══ PROVIDED MATERIAL
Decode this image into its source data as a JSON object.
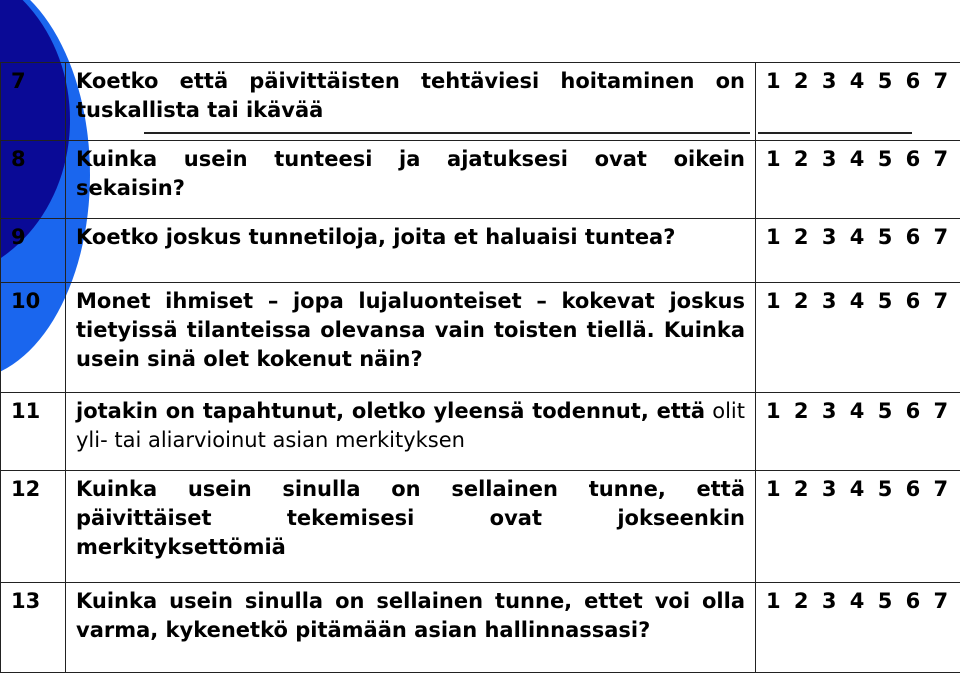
{
  "decoration": {
    "dark_circle_color": "#0a0a96",
    "light_circle_color": "#1a66ee"
  },
  "scale_label": "1 2 3 4 5 6 7",
  "rows": [
    {
      "num": "7",
      "text": "Koetko että päivittäisten tehtäviesi hoitaminen on tuskallista tai ikävää",
      "scale": "1 2 3 4 5 6 7"
    },
    {
      "num": "8",
      "text": "Kuinka usein tunteesi ja ajatuksesi ovat oikein sekaisin?",
      "scale": "1 2 3 4 5 6 7"
    },
    {
      "num": "9",
      "text": "Koetko joskus tunnetiloja, joita et haluaisi tuntea?",
      "scale": "1 2 3 4 5 6 7"
    },
    {
      "num": "10",
      "text": "Monet ihmiset – jopa lujaluonteiset – kokevat joskus tietyissä tilanteissa olevansa vain toisten tiellä. Kuinka usein sinä olet kokenut näin?",
      "scale": "1 2 3 4 5 6 7"
    },
    {
      "num": "11",
      "text_bold": "jotakin on tapahtunut, oletko yleensä todennut, että",
      "text_light": " olit yli- tai aliarvioinut asian merkityksen",
      "scale": "1 2 3 4 5 6 7"
    },
    {
      "num": "12",
      "text": "Kuinka usein sinulla on sellainen tunne, että päivittäiset tekemisesi ovat jokseenkin merkityksettömiä",
      "scale": "1 2 3 4 5 6 7"
    },
    {
      "num": "13",
      "text": "Kuinka usein sinulla on sellainen tunne, ettet voi olla varma, kykenetkö pitämään asian hallinnassasi?",
      "scale": "1 2 3 4 5 6 7"
    }
  ]
}
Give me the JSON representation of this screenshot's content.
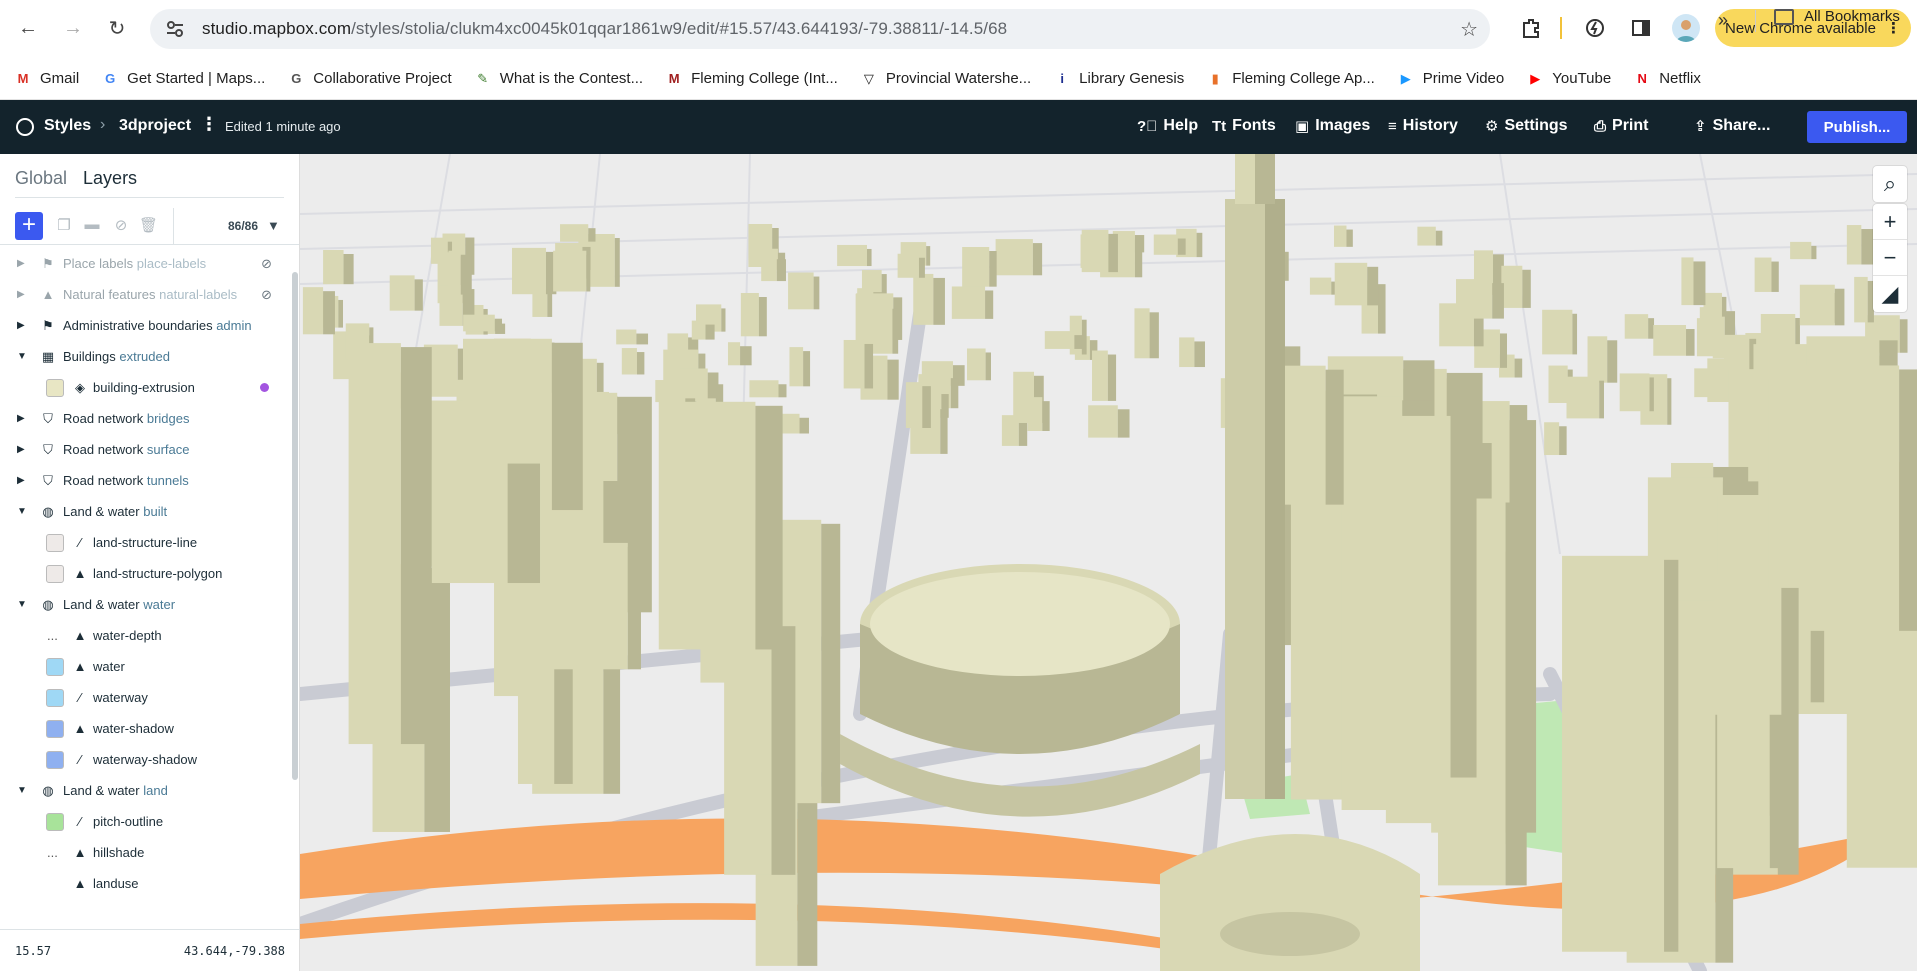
{
  "browser": {
    "url_host": "studio.mapbox.com",
    "url_path": "/styles/stolia/clukm4xc0045k01qqar1861w9/edit/#15.57/43.644193/-79.38811/-14.5/68",
    "update_label": "New Chrome available"
  },
  "bookmarks": [
    {
      "label": "Gmail",
      "icon": "gmail-icon",
      "color": "#d93025",
      "glyph": "M"
    },
    {
      "label": "Get Started | Maps...",
      "icon": "google-icon",
      "color": "#4285f4",
      "glyph": "G"
    },
    {
      "label": "Collaborative Project",
      "icon": "gis-icon",
      "color": "#555555",
      "glyph": "G"
    },
    {
      "label": "What is the Contest...",
      "icon": "contest-icon",
      "color": "#3a7a2a",
      "glyph": "✎"
    },
    {
      "label": "Fleming College (Int...",
      "icon": "medium-icon",
      "color": "#a02020",
      "glyph": "M"
    },
    {
      "label": "Provincial Watershe...",
      "icon": "shield-icon",
      "color": "#222222",
      "glyph": "▽"
    },
    {
      "label": "Library Genesis",
      "icon": "library-icon",
      "color": "#1d2e8f",
      "glyph": "i"
    },
    {
      "label": "Fleming College Ap...",
      "icon": "chart-icon",
      "color": "#e8712a",
      "glyph": "▮"
    },
    {
      "label": "Prime Video",
      "icon": "prime-icon",
      "color": "#1a98ff",
      "glyph": "▶"
    },
    {
      "label": "YouTube",
      "icon": "youtube-icon",
      "color": "#ff0000",
      "glyph": "▶"
    },
    {
      "label": "Netflix",
      "icon": "netflix-icon",
      "color": "#e50914",
      "glyph": "N"
    }
  ],
  "bookmarks_all": "All Bookmarks",
  "header": {
    "styles": "Styles",
    "project": "3dproject",
    "edited": "Edited 1 minute ago",
    "help": "Help",
    "fonts": "Fonts",
    "images": "Images",
    "history": "History",
    "settings": "Settings",
    "print": "Print",
    "share": "Share...",
    "publish": "Publish..."
  },
  "panel": {
    "tab_global": "Global",
    "tab_layers": "Layers",
    "count": "86/86",
    "rows": [
      {
        "kind": "group",
        "name": "Place labels",
        "sub": "place-labels",
        "icon": "label-icon",
        "glyph": "⚑",
        "dim": true,
        "hidden": true,
        "open": false
      },
      {
        "kind": "group",
        "name": "Natural features",
        "sub": "natural-labels",
        "icon": "mountain-icon",
        "glyph": "▲",
        "dim": true,
        "hidden": true,
        "open": false
      },
      {
        "kind": "group",
        "name": "Administrative boundaries",
        "sub": "admin",
        "icon": "flag-icon",
        "glyph": "⚑",
        "open": false
      },
      {
        "kind": "group",
        "name": "Buildings",
        "sub": "extruded",
        "icon": "building-icon",
        "glyph": "▦",
        "open": true
      },
      {
        "kind": "layer",
        "name": "building-extrusion",
        "icon": "extrusion-icon",
        "glyph": "◈",
        "swatch": "#e8e6c4",
        "dot": true
      },
      {
        "kind": "group",
        "name": "Road network",
        "sub": "bridges",
        "icon": "road-icon",
        "glyph": "⛉",
        "open": false
      },
      {
        "kind": "group",
        "name": "Road network",
        "sub": "surface",
        "icon": "road-icon",
        "glyph": "⛉",
        "open": false
      },
      {
        "kind": "group",
        "name": "Road network",
        "sub": "tunnels",
        "icon": "road-icon",
        "glyph": "⛉",
        "open": false
      },
      {
        "kind": "group",
        "name": "Land & water",
        "sub": "built",
        "icon": "globe-icon",
        "glyph": "◍",
        "open": true
      },
      {
        "kind": "layer",
        "name": "land-structure-line",
        "icon": "line-icon",
        "glyph": "∕",
        "swatch": "#eeeae8"
      },
      {
        "kind": "layer",
        "name": "land-structure-polygon",
        "icon": "fill-icon",
        "glyph": "▲",
        "swatch": "#eeeae8"
      },
      {
        "kind": "group",
        "name": "Land & water",
        "sub": "water",
        "icon": "globe-icon",
        "glyph": "◍",
        "open": true
      },
      {
        "kind": "layer",
        "name": "water-depth",
        "icon": "fill-icon",
        "glyph": "▲",
        "ellipsis": "..."
      },
      {
        "kind": "layer",
        "name": "water",
        "icon": "fill-icon",
        "glyph": "▲",
        "swatch": "#9fd8f5"
      },
      {
        "kind": "layer",
        "name": "waterway",
        "icon": "line-icon",
        "glyph": "∕",
        "swatch": "#9fd8f5"
      },
      {
        "kind": "layer",
        "name": "water-shadow",
        "icon": "fill-icon",
        "glyph": "▲",
        "swatch": "#8fb0f0"
      },
      {
        "kind": "layer",
        "name": "waterway-shadow",
        "icon": "line-icon",
        "glyph": "∕",
        "swatch": "#8fb0f0"
      },
      {
        "kind": "group",
        "name": "Land & water",
        "sub": "land",
        "icon": "globe-icon",
        "glyph": "◍",
        "open": true
      },
      {
        "kind": "layer",
        "name": "pitch-outline",
        "icon": "line-icon",
        "glyph": "∕",
        "swatch": "#a8e39a"
      },
      {
        "kind": "layer",
        "name": "hillshade",
        "icon": "fill-icon",
        "glyph": "▲",
        "ellipsis": "..."
      },
      {
        "kind": "layer",
        "name": "landuse",
        "icon": "fill-icon",
        "glyph": "▲"
      }
    ],
    "zoom": "15.57",
    "coords": "43.644,-79.388"
  },
  "map": {
    "zoom_in": "+",
    "zoom_out": "−",
    "colors": {
      "building": "#d9d8b4",
      "building_side": "#b8b794",
      "building_dark": "#a7a680",
      "ground": "#ececec",
      "road": "#c9cbd3",
      "park": "#bfe8b4",
      "highway": "#f7a460"
    }
  }
}
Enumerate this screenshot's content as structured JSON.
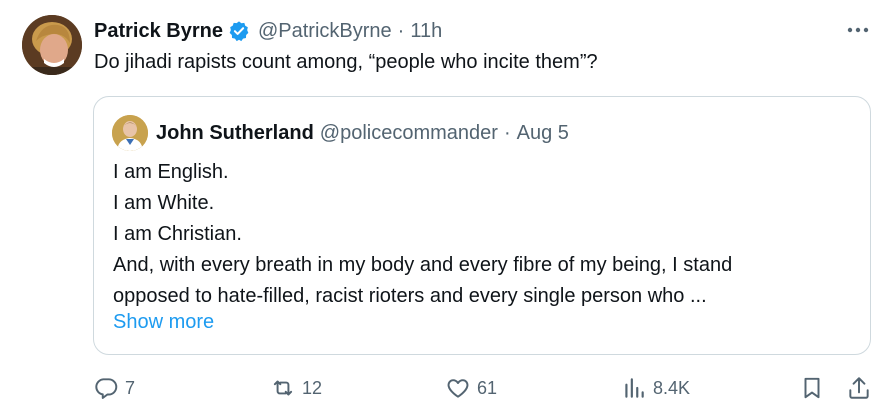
{
  "tweet": {
    "author_name": "Patrick Byrne",
    "author_handle": "@PatrickByrne",
    "separator": "·",
    "time": "11h",
    "text": "Do jihadi rapists count among, “people who incite them”?",
    "avatar_icon": "profile-photo",
    "verified_icon": "verified-badge-icon",
    "more_icon": "more-dots-icon"
  },
  "quote": {
    "author_name": "John Sutherland",
    "author_handle": "@policecommander",
    "separator": "·",
    "date": "Aug 5",
    "lines": [
      "I am English.",
      "I am White.",
      "I am Christian.",
      "And, with every breath in my body and every fibre of my being, I stand",
      "opposed to hate-filled, racist rioters and every single person who ..."
    ],
    "show_more": "Show more"
  },
  "actions": {
    "replies": "7",
    "reposts": "12",
    "likes": "61",
    "views": "8.4K"
  },
  "colors": {
    "text": "#0f1419",
    "secondary": "#536471",
    "accent": "#1d9bf0",
    "border": "#cfd9de"
  }
}
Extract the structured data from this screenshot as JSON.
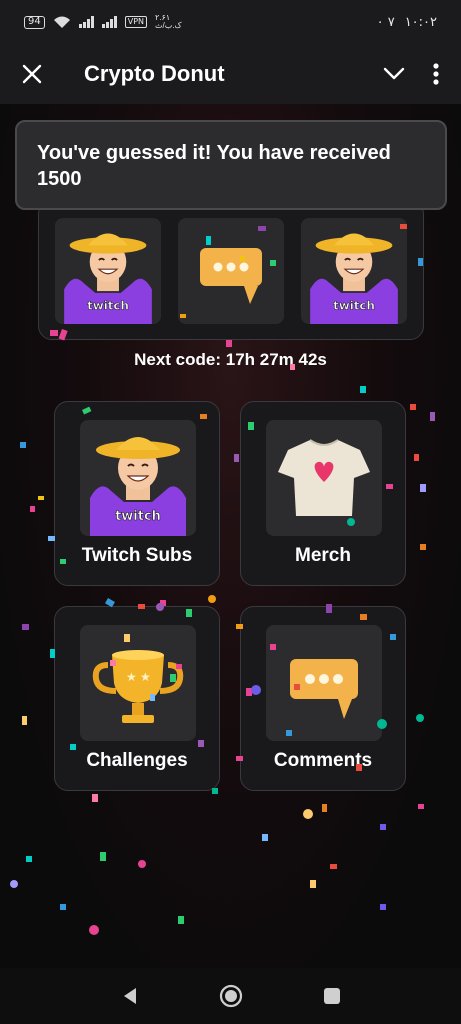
{
  "status_bar": {
    "battery": "94",
    "vpn": "VPN",
    "data_rate": "۲.۶۱",
    "data_unit": "ک.ب/ث",
    "right_text": "۰ ۷",
    "time": "۱۰:۰۲"
  },
  "app_bar": {
    "title": "Crypto Donut",
    "close_icon": "close-icon",
    "chevron_icon": "chevron-down-icon",
    "more_icon": "more-vertical-icon"
  },
  "toast": {
    "message": "You've guessed it! You have received 1500"
  },
  "code_tiles": [
    "streamer-avatar",
    "comment-bubble",
    "streamer-avatar"
  ],
  "next_code": "Next code: 17h 27m 42s",
  "cards": [
    {
      "label": "Twitch Subs",
      "icon": "streamer-avatar"
    },
    {
      "label": "Merch",
      "icon": "tshirt-icon"
    },
    {
      "label": "Challenges",
      "icon": "trophy-icon"
    },
    {
      "label": "Comments",
      "icon": "comment-bubble-icon"
    }
  ],
  "streamer_badge": "twitch",
  "nav_bar": [
    "back-icon",
    "home-icon",
    "recents-icon"
  ]
}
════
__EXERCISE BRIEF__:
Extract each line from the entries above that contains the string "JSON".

__EXERCISE SOLUTION__:
Decode this image into its source data as a JSON object.
Give me the JSON representation of this screenshot's content.
Enumerate this screenshot's content as structured JSON.
Extract the structured data from this screenshot as JSON.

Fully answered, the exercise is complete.